Abraham’s plan would effectively remove himself from Pharaoh’s hit list . . . and make Sarah available for Pharaoh’s hedonistic abuse! Talk about a lack of chivalry! Is this Abraham, the first Jewish husband and the ultimate mentch?
  
Prayer
Undoing the Distortions of a Dream
Our feelings are generated as a direct result of our thoughts.
 
 
Parshah in a Nutshell

Parshat Lech-Lecha

G‑d speaks to Abram, commanding him, “ Go from your land, from your birthplace and from your father’s house, to the land which I will show you.” There, G‑d says, he will be made into a great nation. Abram and his wife, Sarai, accompanied by his nephew Lot, journey to the land of Canaan, where Abram builds an altar and continues to spread the message of a one G‑d.

A famine forces the first Jew to depart for Egypt, where beautiful Sarai is taken to Pharaoh’s palace; Abram escapes death because they present themselves as brother and sister. A plague prevents the Egyptian king from touching her, and convinces him to return her to Abram and to compensate the brother-revealed-as-husband with gold, silver and cattle.

Back in the land of Canaan, Lot separates from Abram and settles in the evil city of Sodom, where he falls captive when the mighty armies of Chedorlaomer and his three allies conquer the five cities of the Sodom Valley. Abram sets out with a small band to rescue his nephew, defeats the four kings, and is blessed by Malki-Zedek the king of Salem (Jerusalem).

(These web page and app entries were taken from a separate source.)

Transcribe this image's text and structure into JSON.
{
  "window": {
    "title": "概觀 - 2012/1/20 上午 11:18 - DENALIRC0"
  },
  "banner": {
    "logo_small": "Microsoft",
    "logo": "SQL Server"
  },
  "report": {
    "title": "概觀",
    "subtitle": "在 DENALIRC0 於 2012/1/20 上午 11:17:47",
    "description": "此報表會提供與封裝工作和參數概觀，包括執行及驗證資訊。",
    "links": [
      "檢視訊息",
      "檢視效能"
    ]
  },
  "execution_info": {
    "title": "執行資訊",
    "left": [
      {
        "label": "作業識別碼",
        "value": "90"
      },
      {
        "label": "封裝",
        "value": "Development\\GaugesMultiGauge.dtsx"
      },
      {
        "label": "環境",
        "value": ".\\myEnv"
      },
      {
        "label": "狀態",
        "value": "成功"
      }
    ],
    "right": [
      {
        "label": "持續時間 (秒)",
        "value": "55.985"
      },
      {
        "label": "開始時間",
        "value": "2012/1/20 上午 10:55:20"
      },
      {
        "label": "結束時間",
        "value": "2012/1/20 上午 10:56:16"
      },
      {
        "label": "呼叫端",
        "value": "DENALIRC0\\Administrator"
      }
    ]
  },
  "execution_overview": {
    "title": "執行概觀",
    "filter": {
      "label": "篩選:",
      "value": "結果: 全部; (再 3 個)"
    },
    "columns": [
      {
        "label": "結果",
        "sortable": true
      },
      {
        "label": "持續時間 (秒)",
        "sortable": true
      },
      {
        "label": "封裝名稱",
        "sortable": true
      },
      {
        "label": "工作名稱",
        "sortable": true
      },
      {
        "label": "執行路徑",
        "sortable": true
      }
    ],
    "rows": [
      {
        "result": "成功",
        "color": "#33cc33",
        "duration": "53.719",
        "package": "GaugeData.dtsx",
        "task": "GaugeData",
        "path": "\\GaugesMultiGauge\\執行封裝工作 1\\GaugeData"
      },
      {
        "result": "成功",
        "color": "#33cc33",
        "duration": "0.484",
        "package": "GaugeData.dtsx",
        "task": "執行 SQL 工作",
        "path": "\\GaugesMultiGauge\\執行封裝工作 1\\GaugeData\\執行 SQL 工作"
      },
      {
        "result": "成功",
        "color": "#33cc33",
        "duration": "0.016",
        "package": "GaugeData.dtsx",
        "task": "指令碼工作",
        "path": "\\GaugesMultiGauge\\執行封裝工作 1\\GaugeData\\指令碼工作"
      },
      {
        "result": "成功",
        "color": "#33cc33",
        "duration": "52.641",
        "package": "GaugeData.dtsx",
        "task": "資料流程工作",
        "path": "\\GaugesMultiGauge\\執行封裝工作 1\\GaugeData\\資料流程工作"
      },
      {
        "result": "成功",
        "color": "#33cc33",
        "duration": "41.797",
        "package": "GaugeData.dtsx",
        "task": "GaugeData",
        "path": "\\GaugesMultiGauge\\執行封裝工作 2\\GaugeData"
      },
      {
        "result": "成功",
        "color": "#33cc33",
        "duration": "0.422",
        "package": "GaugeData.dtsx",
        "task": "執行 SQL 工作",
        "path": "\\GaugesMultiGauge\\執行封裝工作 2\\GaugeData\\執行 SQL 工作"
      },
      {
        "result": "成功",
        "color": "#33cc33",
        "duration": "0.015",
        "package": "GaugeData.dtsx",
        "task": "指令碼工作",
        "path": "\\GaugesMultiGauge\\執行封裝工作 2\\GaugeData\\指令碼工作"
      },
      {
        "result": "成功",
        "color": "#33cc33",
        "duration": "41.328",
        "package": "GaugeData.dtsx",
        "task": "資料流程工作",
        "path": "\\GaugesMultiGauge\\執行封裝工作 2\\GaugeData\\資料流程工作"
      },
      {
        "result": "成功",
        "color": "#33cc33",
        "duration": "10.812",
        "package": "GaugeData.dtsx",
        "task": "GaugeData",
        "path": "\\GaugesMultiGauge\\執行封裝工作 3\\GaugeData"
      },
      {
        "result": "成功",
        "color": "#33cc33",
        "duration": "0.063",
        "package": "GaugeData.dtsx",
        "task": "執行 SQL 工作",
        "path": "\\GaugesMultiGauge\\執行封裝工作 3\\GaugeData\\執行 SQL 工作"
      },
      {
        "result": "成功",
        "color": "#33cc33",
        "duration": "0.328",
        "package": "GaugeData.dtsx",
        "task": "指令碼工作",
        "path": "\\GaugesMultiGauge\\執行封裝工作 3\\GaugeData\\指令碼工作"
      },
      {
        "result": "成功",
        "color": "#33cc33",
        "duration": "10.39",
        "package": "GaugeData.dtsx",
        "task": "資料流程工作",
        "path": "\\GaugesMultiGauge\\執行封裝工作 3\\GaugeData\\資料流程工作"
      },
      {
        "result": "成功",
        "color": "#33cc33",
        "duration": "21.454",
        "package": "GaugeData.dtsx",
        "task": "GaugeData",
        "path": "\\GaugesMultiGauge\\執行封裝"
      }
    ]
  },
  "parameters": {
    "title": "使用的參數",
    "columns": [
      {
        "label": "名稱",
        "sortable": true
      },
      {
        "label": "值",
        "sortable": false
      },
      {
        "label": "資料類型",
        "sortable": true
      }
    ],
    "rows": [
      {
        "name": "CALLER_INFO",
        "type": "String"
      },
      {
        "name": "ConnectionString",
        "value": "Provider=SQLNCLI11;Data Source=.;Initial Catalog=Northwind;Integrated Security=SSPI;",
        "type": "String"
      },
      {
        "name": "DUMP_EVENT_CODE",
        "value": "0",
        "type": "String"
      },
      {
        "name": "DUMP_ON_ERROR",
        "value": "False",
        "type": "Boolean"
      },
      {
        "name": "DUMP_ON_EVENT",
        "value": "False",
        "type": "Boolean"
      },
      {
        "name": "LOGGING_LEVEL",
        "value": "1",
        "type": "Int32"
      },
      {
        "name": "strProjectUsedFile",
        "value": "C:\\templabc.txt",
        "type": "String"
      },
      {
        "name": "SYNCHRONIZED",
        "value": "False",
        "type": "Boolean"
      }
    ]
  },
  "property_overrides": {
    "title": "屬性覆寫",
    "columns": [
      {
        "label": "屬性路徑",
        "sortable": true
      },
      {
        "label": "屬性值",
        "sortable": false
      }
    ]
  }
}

G‑d seals the Covenant Between the Parts with Abram, in which the exile and persecution (galut) of the people of Israel is foretold, and the Holy Land is bequeathed to them as their eternal heritage.

Still childless ten years after their arrival in the Land, Sarai tells Abram to marry her maidservant Hagar. Hagar conceives, becomes insolent toward her mistress, and then flees when Sarai treats her harshly; an angel convinces her to return, and tells her that her son will father a populous nation. Ishmael is born in Abram’s eighty-sixth year.

Thirteen years later, G‑d changes Abram’s name to Abraham (“father of multitudes”), and Sarai’s to Sarah (“princess”), and promises that a son will be born to them; from this child, whom they should call Isaac (“will laugh”), will stem the great nation with which G‑d will establish His special bond. Abraham is commanded to circumcise himself and his descendants as a “sign of the covenant between Me and you.” Abraham immediately complies, circumcising himself and all the males of his household.